[Dataset rows for apps and sites]
····················

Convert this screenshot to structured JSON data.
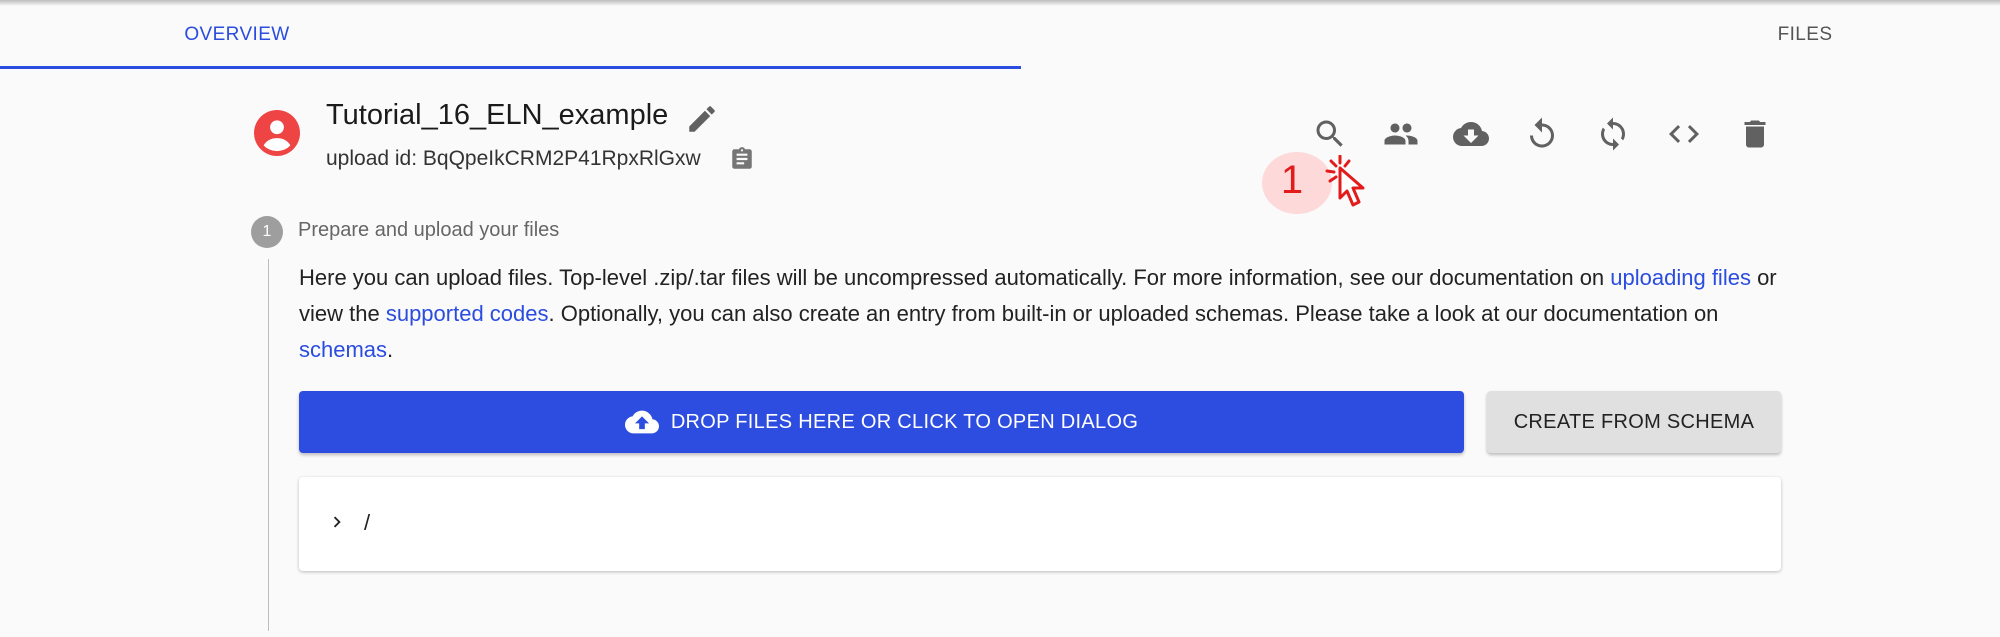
{
  "tabs": {
    "overview": "OVERVIEW",
    "files": "FILES"
  },
  "upload": {
    "title": "Tutorial_16_ELN_example",
    "id_text": "upload id: BqQpeIkCRM2P41RpxRlGxw"
  },
  "actions": [
    {
      "name": "search-icon"
    },
    {
      "name": "members-icon"
    },
    {
      "name": "cloud-download-icon"
    },
    {
      "name": "undo-icon"
    },
    {
      "name": "sync-icon"
    },
    {
      "name": "code-icon"
    },
    {
      "name": "delete-icon"
    }
  ],
  "annotation": {
    "number": "1"
  },
  "step": {
    "number": "1",
    "label": "Prepare and upload your files",
    "desc": {
      "t1": "Here you can upload files. Top-level .zip/.tar files will be uncompressed automatically. For more information, see our documentation on ",
      "link1": "uploading files",
      "t2": " or view the ",
      "link2": "supported codes",
      "t3": ". Optionally, you can also create an entry from built-in or uploaded schemas. Please take a look at our documentation on ",
      "link3": "schemas",
      "t4": "."
    },
    "drop_button": "DROP FILES HERE OR CLICK TO OPEN DIALOG",
    "schema_button": "CREATE FROM SCHEMA",
    "file_root": "/"
  },
  "colors": {
    "accent": "#2a4cdf",
    "avatar": "#ef4444",
    "annotation": "#e31b1b"
  }
}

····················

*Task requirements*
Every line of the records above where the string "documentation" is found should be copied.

*Response*
      "t1": "Here you can upload files. Top-level .zip/.tar files will be uncompressed automatically. For more information, see our documentation on ",
      "t3": ". Optionally, you can also create an entry from built-in or uploaded schemas. Please take a look at our documentation on ",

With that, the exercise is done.